- Inflation means a broad increase in consumer prices for goods and services for an extended period of time, resulting in a persistent rise in the general price level.
- Consumer prices for energy and food, in particular, are currently surging, but price pressures have become significantly more broader-based.
- Uncertainty surrounding further developments is great and risks to inflation are tilted to the upside – due, above all, to Russia’s war on Ukraine.
When the prices of not only individual goods increase but consumer prices rise across the board over a prolonged period of time, economists call this inflation. In May 2022, the inflation rate in Germany as measured by the Harmonised Index of Consumer Prices (HICP) rose to 8.7% (8.1% in the euro area). On an annual average for 2022, HICP inflation is likely to amount to 7.1% in Germany, according to the latest Bundesbank projection (see the link below). For the euro area, Eurosystem experts have most recently forecast an annual average inflation of 6.8% for the current year. The inflation rate is then expected to gradually decline again up to 2024, to slightly over 2%. This would still put it higher than the ECB Governing Council’s inflation target of 2% in the euro area over the medium term, however.

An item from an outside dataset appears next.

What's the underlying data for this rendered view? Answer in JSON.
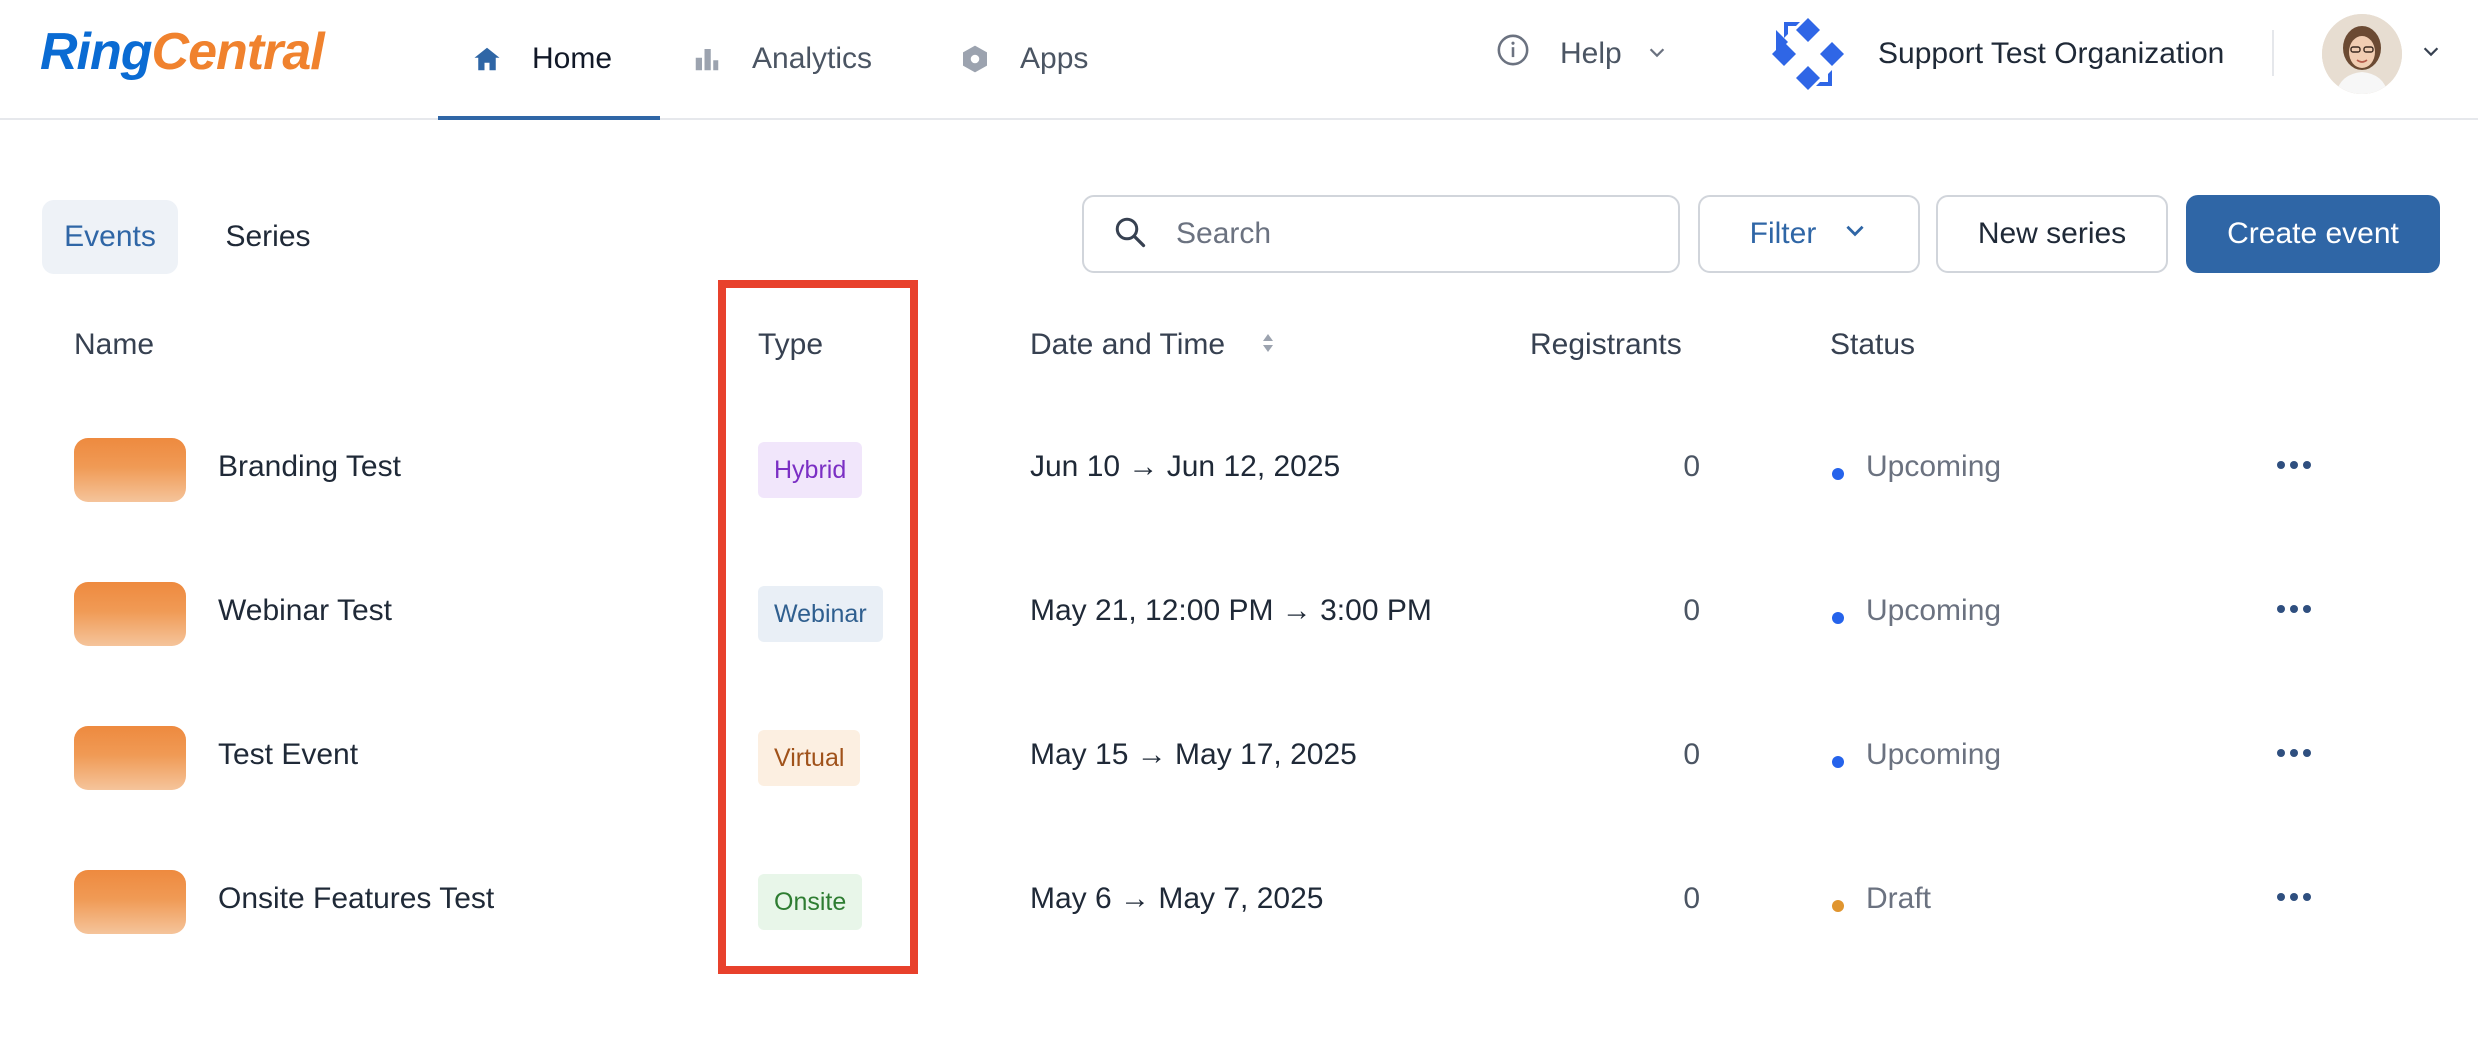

The current high inflation rates are chiefly due to the rapid rise in energy and food prices. Energy prices had already climbed steeply prior to the war in Ukraine. In the current Monthly Report, the Bundesbank’s economists write that the war and its repercussions have exacerbated price pressures which were already high anyway. In addition, pressure on prices has become significantly more broadly-based, whilst inflation excluding food and energy in Germany, which stood at 4.0% at last count, is also far higher than the historical average (1.1%).
“Price pressures have even intensified again recently, which is not fully reflected in the present projections,” stressed Bundesbank President Joachim Nagel with regard to his institution’s current projections for Germany, adding that if this development continues, the annual average HICP rate for 2022 could be well above 7%.

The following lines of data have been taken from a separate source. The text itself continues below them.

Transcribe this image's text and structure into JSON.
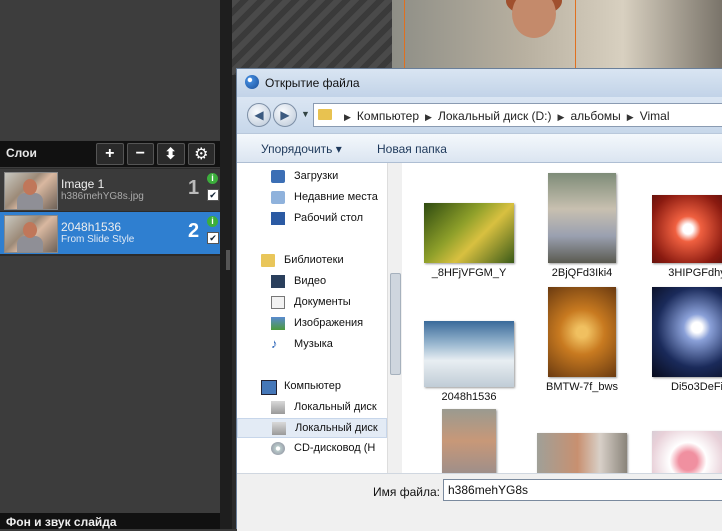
{
  "layers_panel": {
    "title": "Слои",
    "tools": [
      "+",
      "−",
      "⬍",
      "⚙"
    ],
    "layers": [
      {
        "name": "Image 1",
        "sub": "h386mehYG8s.jpg",
        "num": "1"
      },
      {
        "name": "2048h1536",
        "sub": "From Slide Style",
        "num": "2"
      }
    ],
    "bottom_title": "Фон и звук слайда"
  },
  "dialog": {
    "title": "Открытие файла",
    "breadcrumbs": [
      "Компьютер",
      "Локальный диск (D:)",
      "альбомы",
      "Vimal"
    ],
    "toolbar": {
      "organize": "Упорядочить ▾",
      "new_folder": "Новая папка"
    },
    "nav": [
      {
        "label": "Загрузки",
        "icon": "downloads-icon"
      },
      {
        "label": "Недавние места",
        "icon": "recent-places-icon"
      },
      {
        "label": "Рабочий стол",
        "icon": "desktop-icon"
      },
      {
        "label": "Библиотеки",
        "icon": "libraries-icon"
      },
      {
        "label": "Видео",
        "icon": "video-icon"
      },
      {
        "label": "Документы",
        "icon": "documents-icon"
      },
      {
        "label": "Изображения",
        "icon": "pictures-icon"
      },
      {
        "label": "Музыка",
        "icon": "music-icon"
      },
      {
        "label": "Компьютер",
        "icon": "computer-icon"
      },
      {
        "label": "Локальный диск",
        "icon": "local-disk-icon"
      },
      {
        "label": "Локальный диск",
        "icon": "local-disk-icon"
      },
      {
        "label": "CD-дисковод (H",
        "icon": "cd-drive-icon"
      }
    ],
    "files": [
      {
        "label": "_8HFjVFGM_Y"
      },
      {
        "label": "2BjQFd3Iki4"
      },
      {
        "label": "3HIPGFdhy"
      },
      {
        "label": "2048h1536"
      },
      {
        "label": "BMTW-7f_bws"
      },
      {
        "label": "Di5o3DeFi"
      },
      {
        "label": ""
      },
      {
        "label": ""
      },
      {
        "label": ""
      }
    ],
    "filename_label": "Имя файла:",
    "filename_value": "h386mehYG8s"
  }
}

Starting next year, inflation in Germany is likely to decline gradually. According to the projections, the HICP rate could contract to 4.5% in 2023 and to 2.6% in 2024.
“Euro area inflation rates won’t fall by themselves,” according to President Nagel.

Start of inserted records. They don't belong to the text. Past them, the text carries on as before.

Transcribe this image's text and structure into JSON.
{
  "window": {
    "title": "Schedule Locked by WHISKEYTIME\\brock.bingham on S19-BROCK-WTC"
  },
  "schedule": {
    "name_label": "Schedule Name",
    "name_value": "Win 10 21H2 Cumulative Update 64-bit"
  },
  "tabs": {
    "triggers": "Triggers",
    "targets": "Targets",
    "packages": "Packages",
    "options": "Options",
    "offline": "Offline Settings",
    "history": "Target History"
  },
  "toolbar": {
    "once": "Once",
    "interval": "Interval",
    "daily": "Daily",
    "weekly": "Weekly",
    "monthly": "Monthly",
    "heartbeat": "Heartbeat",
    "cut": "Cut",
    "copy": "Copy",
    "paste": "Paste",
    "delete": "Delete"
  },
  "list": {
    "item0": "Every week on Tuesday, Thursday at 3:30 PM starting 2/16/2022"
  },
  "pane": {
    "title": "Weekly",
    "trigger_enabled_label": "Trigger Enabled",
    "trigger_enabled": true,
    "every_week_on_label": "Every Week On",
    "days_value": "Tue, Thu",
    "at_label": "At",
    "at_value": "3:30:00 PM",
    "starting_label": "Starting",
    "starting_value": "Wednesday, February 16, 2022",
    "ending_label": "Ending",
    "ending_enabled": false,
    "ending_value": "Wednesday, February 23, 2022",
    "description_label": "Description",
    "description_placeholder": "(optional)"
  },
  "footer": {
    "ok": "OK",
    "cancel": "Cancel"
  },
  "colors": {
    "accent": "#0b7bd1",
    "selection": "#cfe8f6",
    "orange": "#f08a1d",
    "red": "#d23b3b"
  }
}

“Monetary policy is called upon to reduce inflation through resolute action.”